Plate (assiette); hard-paste porcelain; shallow profile with broad flat rim; painted in green, blue, purple, yellow and iron-red with a garland of flowers in the oriental taste, outlined and heightened in gold; the rim decorated in gold and platinum on a black ground with three groups of figures, animals and vegetation in the Chinese style; rim and edge of well gilded; maker's mark.
- Production date
Diameter: 24.60 centimetres
- Curator's comments
- As Brunet and Préaud pointed out, 'M. de Semonville Ambassadeur was the first to purchase a service described in the Sèvres factory sales records as 'fond noir Chinois en ors de couleurs et platine, fleurs émaillés', delivered on 6 May 1791 (MNS, Archives de Sèvres, Vy 11, f. 69).
Chinese-style decoration on a black ground probably based on the designs of Jean Pillement (1728-1808) but in most cases not copied exactly from them (For a motif copied from Pillement, Cahiers de balançoirs chinois ..... on a plate of this kind in the Metropolitan Museum of Art, New York, see T. Preaud, 'Sèvres, la Chine et les "chinoiseries" au XVIIIe siècle'. Journal of the Walters Art Gallery, 47 , p. 48, figs. 16.17), continued to be used for services throughout the Revolutionary, Consulate and Imperial periods, both with and without the addition of enamelled flowers. Even chamberpots with this type of decoration, clearly imitating lacquer, are recorded as having been sold from the factory in Messidor l'an XIII, or 1805 and 1806 (MNS, Archives de Sèvres, Vy 16, f. 30, 7 Messidor l'an XIII , Pour le service du palais de Lacken [sic], 1 id. [pot de chambre rond] fond noir et chinois en or, 66 frnacs; ibid., Vy 17, f. 23v, 6 September 1806, à Madame Toutan, 1 pot de chambre fond, noir en or, 60 francs). Three seaux à glace coupes, or icecream coollers, dating from 1804-12 in the Metropolitan Museum, New York, are similarly decorated. The technique of outlining in gold oriental flowers painted on a white ground can be seen on a pair of vases Paris in the Wallace Collection, London, made around 1779 (Savill, 1988, 1, pp. 442-6 and R. Savill, 'A Pair of Sèvres Vases: From the Collection of Sir Richard Wallace to the J. Paul Getty Museum, J. Paul Getty Museum Journal, Vol. !4/1986, p. 141, fig. 7, and p. 138, where it is stated that Antoine d'Albis has discovered that around 1779 gilding on the hard-paste was applied before the enamel colours, the decoration being first outlined in gilding then coloured subsequently. The author is grateful to the late David Cohen for drawing her attention to this aspect of the decoration of the BM vase). A recipe for overglaze black is given in documents preserved at the factory (MNS, Archives de S2vres, C2, liasse 5, f. 13). Twenty-seven parts of glaze for hard-paste porcelain, six parts of terre d'ombre which had been calcinated in the upper chamber of the hard-paste kiln and three parts of Swedish cobalt were heated unti the 'sulphur of arsenic' had been driven off. These ingredients were mixed and 'treated like the blue ground'. The 'bleeding of dark blue into the white area of the plate, a characteristic noted on other similarly decorated pieces, may be due to the presence of cobalt in the glaze (The author is indebted to Rosalind Savill for this suggestion, more plausible than her own original belief that the black was applied over an underglaze blue ground)l

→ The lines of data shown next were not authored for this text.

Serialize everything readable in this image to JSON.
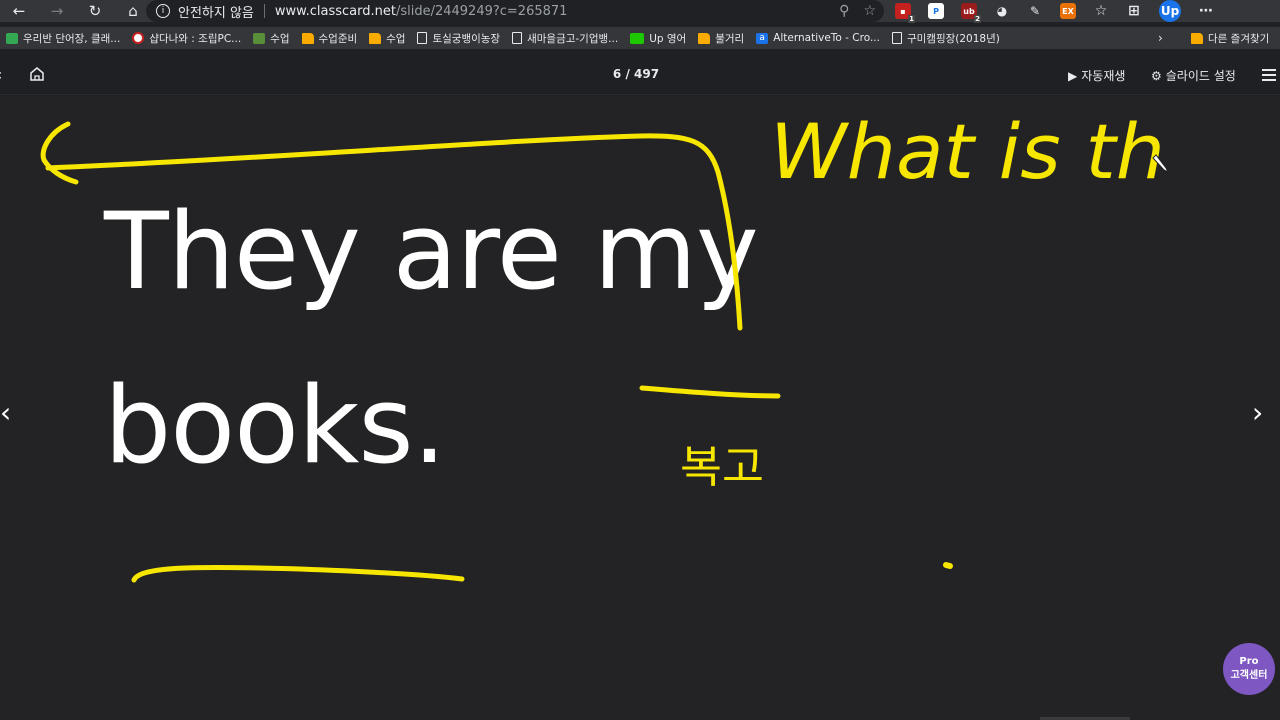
{
  "browser": {
    "security_label": "안전하지 않음",
    "url_host": "www.classcard.net",
    "url_path": "/slide/2449249?c=265871",
    "profile_initials": "Up",
    "ext_badges": [
      "1",
      "2"
    ]
  },
  "bookmarks": {
    "items": [
      {
        "label": "우리반 단어장, 클래...",
        "icon": "green-app-icon"
      },
      {
        "label": "샵다나와 : 조립PC...",
        "icon": "danawa-icon"
      },
      {
        "label": "수업",
        "icon": "image-icon"
      },
      {
        "label": "수업준비",
        "icon": "folder-icon"
      },
      {
        "label": "수업",
        "icon": "folder-icon"
      },
      {
        "label": "토실궁뱅이농장",
        "icon": "page-icon"
      },
      {
        "label": "새마을금고-기업뱅...",
        "icon": "page-icon"
      },
      {
        "label": "Up 영어",
        "icon": "line-icon"
      },
      {
        "label": "불거리",
        "icon": "folder-icon"
      },
      {
        "label": "AlternativeTo - Cro...",
        "icon": "alternativeto-icon"
      },
      {
        "label": "구미캠핑장(2018년)",
        "icon": "page-icon"
      }
    ],
    "other_label": "다른 즐겨찾기"
  },
  "toolbar": {
    "slide_counter": "6 / 497",
    "autoplay_label": "자동재생",
    "settings_label": "슬라이드 설정"
  },
  "slide": {
    "line1": "They are my",
    "line2": "books."
  },
  "annotations": {
    "handwriting_top": "What is th",
    "handwriting_note": "복고"
  },
  "support_badge": {
    "line1": "Pro",
    "line2": "고객센터"
  },
  "colors": {
    "ink": "#f7e600",
    "support_badge": "#7e57c2",
    "background": "#232326"
  }
}
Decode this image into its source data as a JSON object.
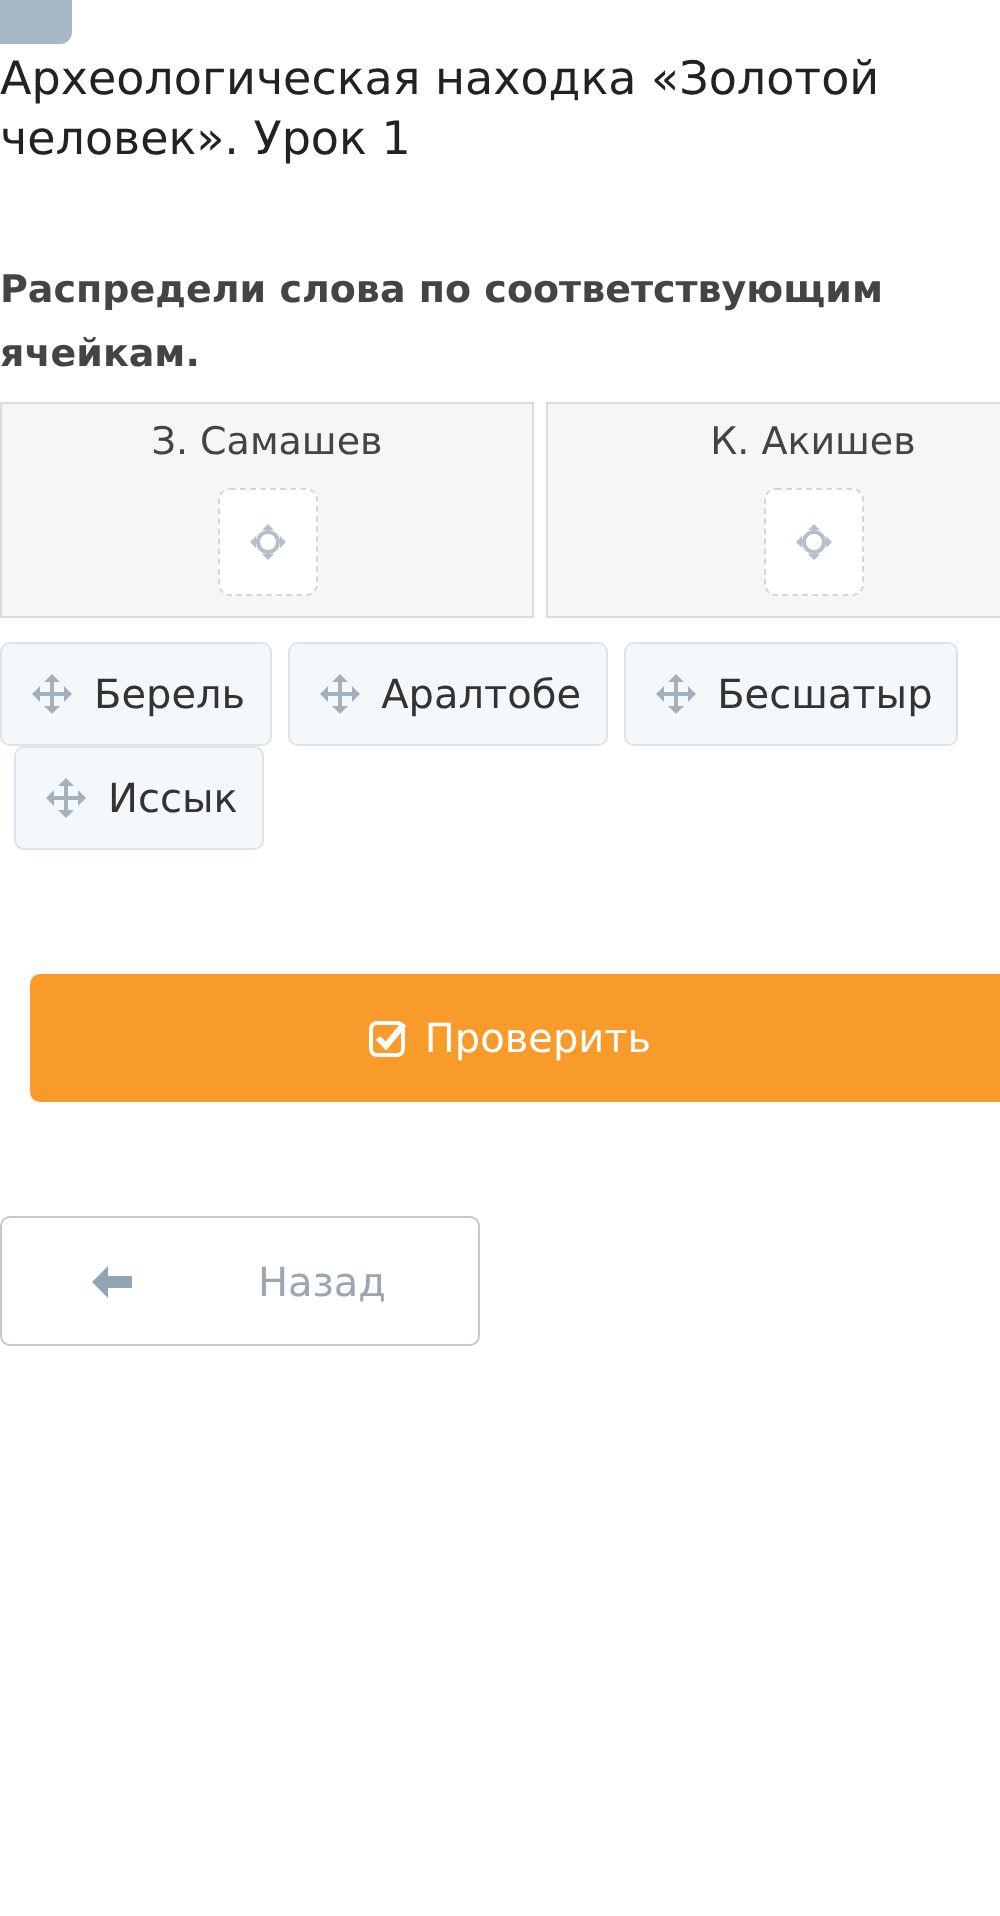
{
  "title": "Археологическая находка «Золотой человек». Урок 1",
  "instruction": "Распредели слова по соответствующим ячейкам.",
  "columns": [
    {
      "heading": "З. Самашев"
    },
    {
      "heading": "К. Акишев"
    }
  ],
  "words": [
    "Берель",
    "Аралтобе",
    "Бесшатыр",
    "Иссык"
  ],
  "check_button": "Проверить",
  "back_button": "Назад"
}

- On display (G47/dc7)
- Noticeable firing defects, especially on the base; rim repaired.
- Acquisition date
- Britain, Europe and Prehistory
- Registration number